HE THEN PULLED OUT HIS GUN. And began screaming.
The good news: the gun and screaming weren’t directly at me.
The bad news: he and his car were so close to me, I could have reached out and nearly touched him from my window.
Within 10-20 seconds there wasn’t just one police officer or police car — there were 4-5, all screaming, guns drawn, pointing at a jeep with 3-4 people in it that was DIRECTLY behind my car.
So let me remind you, I pulled towards the end of the street, police car blocks me in, jeep behind me pulls closer to me, police car pulls in behind jeep, another police car pulls up behind car in front of me, and then another to the other side in front of me. All officers are screaming for the guys to get out, with guns drawn.
Yes, that put’s me squarely in the middle of this “altercation,” as we might call it, a situation I had no need or desire to be in the middle of.
As this thing plays out, my heart rate had gone…say, up a few beats. I rolled my window down and as calmly as I could, asked the officer in front of me if I could “leave now.”
He chuckled, and said, “Just a minute.” Yeah, I laughed too. What else do I do… #besidespeemypants
Right. The officer eventually walks past my car, the guys in the jeep are all taken out of it (not that I saw most of it…I had my head down as far as I could get it)
He taps on the trunk of the car like a coach giving a pat to his player after a good play and says, “Have a great day. You can go now.”
Get me the hell out of here!!!

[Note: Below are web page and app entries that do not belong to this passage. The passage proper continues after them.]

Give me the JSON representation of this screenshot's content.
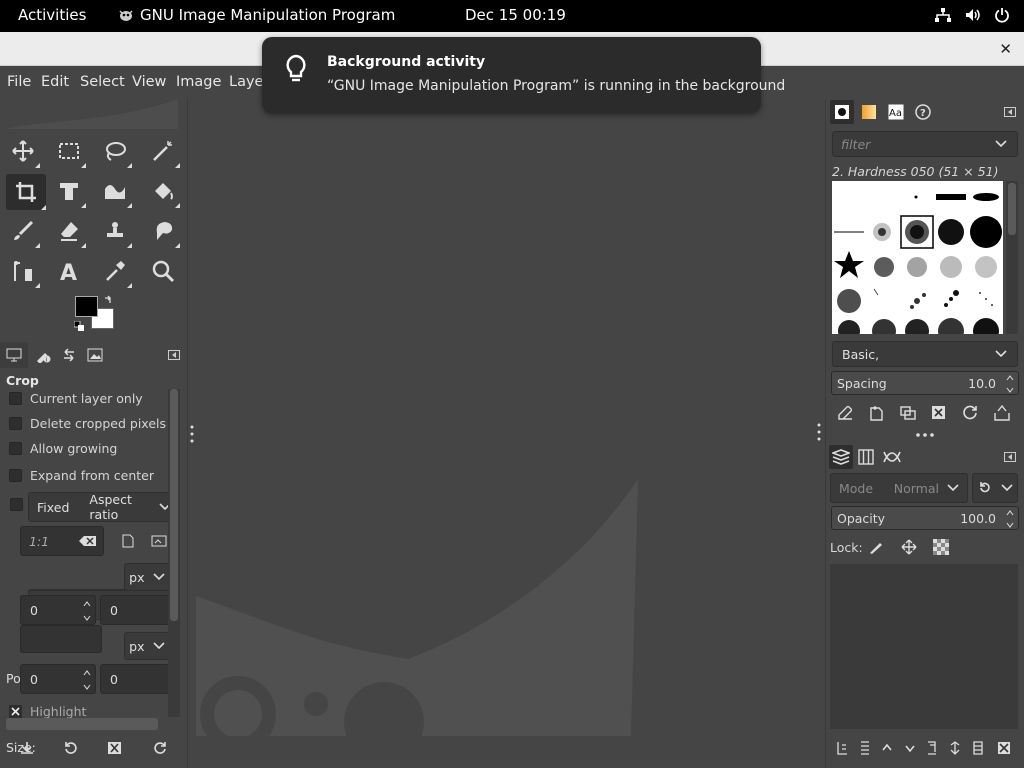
{
  "topbar": {
    "activities": "Activities",
    "app_name": "GNU Image Manipulation Program",
    "clock": "Dec 15  00:19"
  },
  "menubar": {
    "items": [
      "File",
      "Edit",
      "Select",
      "View",
      "Image",
      "Layer"
    ]
  },
  "notification": {
    "title": "Background activity",
    "body": "“GNU Image Manipulation Program” is running in the background"
  },
  "tool_options": {
    "title": "Crop",
    "current_layer_only": "Current layer only",
    "delete_cropped": "Delete cropped pixels",
    "allow_growing": "Allow growing",
    "expand_center": "Expand from center",
    "fixed": "Fixed",
    "aspect": "Aspect ratio",
    "ratio_value": "1:1",
    "position_label": "Position:",
    "position_unit": "px",
    "pos_x": "0",
    "pos_y": "0",
    "size_label": "Size:",
    "size_unit": "px",
    "size_w": "0",
    "size_h": "0",
    "highlight": "Highlight"
  },
  "brushes": {
    "filter_placeholder": "filter",
    "selected": "2. Hardness 050 (51 × 51)",
    "tag": "Basic,",
    "spacing_label": "Spacing",
    "spacing_value": "10.0"
  },
  "layers": {
    "mode_label": "Mode",
    "mode_value": "Normal",
    "opacity_label": "Opacity",
    "opacity_value": "100.0",
    "lock_label": "Lock:"
  },
  "colors": {
    "fg": "#000000",
    "bg": "#ffffff",
    "dark": "#2b2b2b"
  }
}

I will be honest: I took a couple turns, driving slowly, counting my blessings and wondering what I had gotten myself into.
I know of quite a few investors who own properties over in that area, and who knows, maybe they never had that kind of experience. But it was enough for me. I even had the “do I really want to be in this business” conversation with myself.
Who am I kidding, of course I do.
Just NOT is this neighborhood.
1. Do Your Homework
If it isn’t you, have someone that you trust who will give you actual feedback about the subject property, the surrounding properties and the overall neighborhood.
Make sure you understand what you are getting into before you buy it. It’s a lot easier to drive away(once the police officer lets you pass) than to deal with a bad house, bad neighborhood or bad tenant.
2. Don’t Get Discouraged
It’s a fact: we spend a lot of time looking at properties we will never buy. Or, let me say, you SHOULD be looking at a lot of properties in order to find the good ones. And get your method down. And know what you are looking for.
Just like this instance, the house could be in the wrong part of town. In this particular situation, I found somewhere I didn’t want to be — but that doesn’t mean that my real estate business is bad or that my intentions weren’t good. Just take it as another life lesson, another time for learning, another time you moved on with another tool in your real estate tool box.
3. Be Safe
I have to say, I thought of my kiddos and wife as I was sitting there hoping that no real bullets would fly.
And believe me, I was scared out of my brains to be sitting in the middle of something I had nothing to do with. I don’t know if there is really something in THAT situation I could have done differently, but overall, we have to be very vigilant.
When you look into vacant properties, make sure you survey the outside and check out the neighbors. Are there people scoping the house, scoping the neighborhood? Be careful.
Once you are inside the house, if you are by yourself, make sure you check how you would get out of the house. Know the exits. It’s just a matter of being careful and knowing how to care for yourself. This is not just for a C-class neighborhood; it’s for any house that has vacant for a while. Believe me…I’ve seen those broken into too.
So bring it! What are your crazy police or vacant property stories? What else can we learn from our community here as we learn to be better investors?
Please comment below!